- **Data under study**:
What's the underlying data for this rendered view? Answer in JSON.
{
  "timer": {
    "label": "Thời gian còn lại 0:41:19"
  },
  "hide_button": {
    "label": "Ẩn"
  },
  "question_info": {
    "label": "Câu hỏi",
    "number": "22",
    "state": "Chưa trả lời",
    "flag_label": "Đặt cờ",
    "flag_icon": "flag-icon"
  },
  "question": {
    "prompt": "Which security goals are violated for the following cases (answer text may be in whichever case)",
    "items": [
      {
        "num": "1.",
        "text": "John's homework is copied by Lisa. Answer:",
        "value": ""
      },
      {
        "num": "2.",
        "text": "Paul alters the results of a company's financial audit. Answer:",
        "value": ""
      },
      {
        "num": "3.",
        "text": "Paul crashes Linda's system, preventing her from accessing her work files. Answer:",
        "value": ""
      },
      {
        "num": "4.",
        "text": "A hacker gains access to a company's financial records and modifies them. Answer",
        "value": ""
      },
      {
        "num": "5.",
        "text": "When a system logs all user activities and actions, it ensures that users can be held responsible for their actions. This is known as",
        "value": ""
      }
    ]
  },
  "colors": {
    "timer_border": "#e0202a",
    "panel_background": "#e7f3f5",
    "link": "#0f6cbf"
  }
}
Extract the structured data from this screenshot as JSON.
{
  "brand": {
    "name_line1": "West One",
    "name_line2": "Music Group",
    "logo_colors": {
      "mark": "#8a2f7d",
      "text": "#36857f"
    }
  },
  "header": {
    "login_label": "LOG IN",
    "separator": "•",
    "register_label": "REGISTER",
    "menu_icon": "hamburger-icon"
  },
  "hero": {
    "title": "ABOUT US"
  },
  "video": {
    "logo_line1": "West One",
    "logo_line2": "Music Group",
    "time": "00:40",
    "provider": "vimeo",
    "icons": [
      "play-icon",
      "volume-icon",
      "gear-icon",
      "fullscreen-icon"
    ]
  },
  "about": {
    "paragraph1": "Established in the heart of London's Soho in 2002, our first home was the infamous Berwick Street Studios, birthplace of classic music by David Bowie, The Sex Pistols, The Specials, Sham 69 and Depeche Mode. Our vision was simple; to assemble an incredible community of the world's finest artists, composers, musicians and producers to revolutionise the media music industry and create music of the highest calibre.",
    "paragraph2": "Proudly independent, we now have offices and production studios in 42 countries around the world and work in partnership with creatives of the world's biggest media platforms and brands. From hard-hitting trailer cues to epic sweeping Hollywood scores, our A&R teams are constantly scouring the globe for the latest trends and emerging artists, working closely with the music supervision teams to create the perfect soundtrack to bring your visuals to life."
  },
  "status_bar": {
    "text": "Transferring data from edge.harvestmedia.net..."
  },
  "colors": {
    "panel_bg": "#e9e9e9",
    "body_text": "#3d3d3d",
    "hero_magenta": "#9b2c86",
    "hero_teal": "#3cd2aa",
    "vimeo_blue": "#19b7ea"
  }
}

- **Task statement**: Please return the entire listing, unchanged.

- **Task output**:
What's the underlying data for this rendered view? Answer in JSON.
{
  "timer": {
    "label": "Thời gian còn lại 0:41:19"
  },
  "hide_button": {
    "label": "Ẩn"
  },
  "question_info": {
    "label": "Câu hỏi",
    "number": "22",
    "state": "Chưa trả lời",
    "flag_label": "Đặt cờ",
    "flag_icon": "flag-icon"
  },
  "question": {
    "prompt": "Which security goals are violated for the following cases (answer text may be in whichever case)",
    "items": [
      {
        "num": "1.",
        "text": "John's homework is copied by Lisa. Answer:",
        "value": ""
      },
      {
        "num": "2.",
        "text": "Paul alters the results of a company's financial audit. Answer:",
        "value": ""
      },
      {
        "num": "3.",
        "text": "Paul crashes Linda's system, preventing her from accessing her work files. Answer:",
        "value": ""
      },
      {
        "num": "4.",
        "text": "A hacker gains access to a company's financial records and modifies them. Answer",
        "value": ""
      },
      {
        "num": "5.",
        "text": "When a system logs all user activities and actions, it ensures that users can be held responsible for their actions. This is known as",
        "value": ""
      }
    ]
  },
  "colors": {
    "timer_border": "#e0202a",
    "panel_background": "#e7f3f5",
    "link": "#0f6cbf"
  }
}
Extract the structured data from this screenshot as JSON.
{
  "brand": {
    "name_line1": "West One",
    "name_line2": "Music Group",
    "logo_colors": {
      "mark": "#8a2f7d",
      "text": "#36857f"
    }
  },
  "header": {
    "login_label": "LOG IN",
    "separator": "•",
    "register_label": "REGISTER",
    "menu_icon": "hamburger-icon"
  },
  "hero": {
    "title": "ABOUT US"
  },
  "video": {
    "logo_line1": "West One",
    "logo_line2": "Music Group",
    "time": "00:40",
    "provider": "vimeo",
    "icons": [
      "play-icon",
      "volume-icon",
      "gear-icon",
      "fullscreen-icon"
    ]
  },
  "about": {
    "paragraph1": "Established in the heart of London's Soho in 2002, our first home was the infamous Berwick Street Studios, birthplace of classic music by David Bowie, The Sex Pistols, The Specials, Sham 69 and Depeche Mode. Our vision was simple; to assemble an incredible community of the world's finest artists, composers, musicians and producers to revolutionise the media music industry and create music of the highest calibre.",
    "paragraph2": "Proudly independent, we now have offices and production studios in 42 countries around the world and work in partnership with creatives of the world's biggest media platforms and brands. From hard-hitting trailer cues to epic sweeping Hollywood scores, our A&R teams are constantly scouring the globe for the latest trends and emerging artists, working closely with the music supervision teams to create the perfect soundtrack to bring your visuals to life."
  },
  "status_bar": {
    "text": "Transferring data from edge.harvestmedia.net..."
  },
  "colors": {
    "panel_bg": "#e9e9e9",
    "body_text": "#3d3d3d",
    "hero_magenta": "#9b2c86",
    "hero_teal": "#3cd2aa",
    "vimeo_blue": "#19b7ea"
  }
}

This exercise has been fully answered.